Galway City Tribune - Opinion Piece
Sit back, relax and enjoy the torture!September 13, 2012 - 9:16am
Where are we going on holiday?” “I don’t know. Let’s see where Michael O’Leary wants us to go.”
Such is the power of Ryanair that when the Snapper and I planned our first holiday for two and half years, we knew that we’d be going somewhere that the airline flies to from either Knock or Shannon.
At this stage of things I’m pretty familiar with the Ryanair website. I know how to jump through its hoops, finding all the new places where a box has to be checked, a drop-down menu has to be obeyed, and am aware that if we want to check bags and take priority boarding, we can add around €100 to the advertised fare.
O’Leary is the catalyst of a massive success in social engineering. We all do as we’re told. We fly from Ryanair airport to Ryanair airport. Terminals are filled with passengers pulling little 10kg bags, which don’t have to be checked in, because if everyone checked in bags Ryanair’s planes couldn’t be turned around in 25 minutes. If they take longer than that, the company starts to lose money.
It’s all about speed, which is why passengers are herded onto flights in such a way that your colyoomist finds it difficult to resist the temptation to start going “Mmmooo-ooo!” and “Baaa-baaa-baaa!” as we’re moved along.
From the days when the journey to a foreign destination was something to look forward to, flying is now the opposite of exotic.
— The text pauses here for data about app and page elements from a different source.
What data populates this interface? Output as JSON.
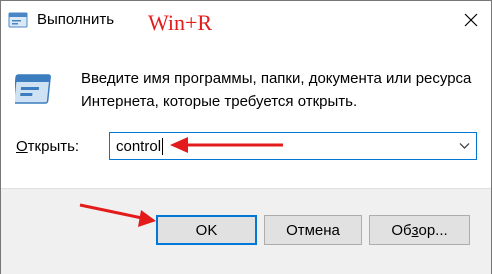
{
  "titlebar": {
    "title": "Выполнить",
    "annotation": "Win+R"
  },
  "dialog": {
    "description": "Введите имя программы, папки, документа или ресурса Интернета, которые требуется открыть.",
    "open_label_prefix": "О",
    "open_label_rest": "ткрыть:",
    "input_value": "control"
  },
  "buttons": {
    "ok": "OK",
    "cancel": "Отмена",
    "browse_prefix": "Об",
    "browse_underlined": "з",
    "browse_suffix": "ор..."
  },
  "colors": {
    "annotation_red": "#e31b1b",
    "focus_blue": "#0078d7",
    "footer_bg": "#f0f0f0"
  },
  "icons": [
    "run-app-icon",
    "close-icon",
    "run-program-icon",
    "chevron-down-icon",
    "annotation-arrow"
  ]
}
To be fair to Ryanair, it does what it says it will. It gets you there on time, a task admittedly much facilitated by timetables that allow at least an extra half an hour on the actual flying time.
As a grown-up, I’d really like to believe I have some control over my own behaviour, but for some reason flying Ryanair drives me demented. I know that its website will be testing, so I play by O’Leary’s laws until I want something different, and then choose to pay him handsomely to do it my way. All fine and fluffy enough, but every time I slump down in my seat on the plane, I try and fail to contain my ire.
I know the flight is only an hour or two out of my life. I know that the cabin crew are just doing their job; that it’s not their fault. I know what’s going to happen and know that I am capable of being a strong person.
But as soon as the attendant comes over the tannoy and tells us to sit back, relax and enjoy the flight, every muscle in my body goes tense, including the ones that seem to crush my brainbox. It’s ridiculous, I know, especially as I am well versed in the ways of Cognitive Behavioural Therapy. I’ve meditated, been mindful and spent a wedgy chunk of my life trying to improve my infantile reactions to known stimuli.
This is my known stimulus: ‘Sit back, relax and enjoy the flight.’
Maybe if they didn’t say that, I’d manage better. Maybe if they said “Sit back and prepare to be bombarded by an incessant series of sales pitches delivered with no enthusiasm by an exhausted and overworked crew who have to pile through this entire damned list five times a day, at ear-screeching volume levels, in a variety of completely unintelligible accents!” I might be able to handle it just a little better.
For more, read this week's Galway City Tribune.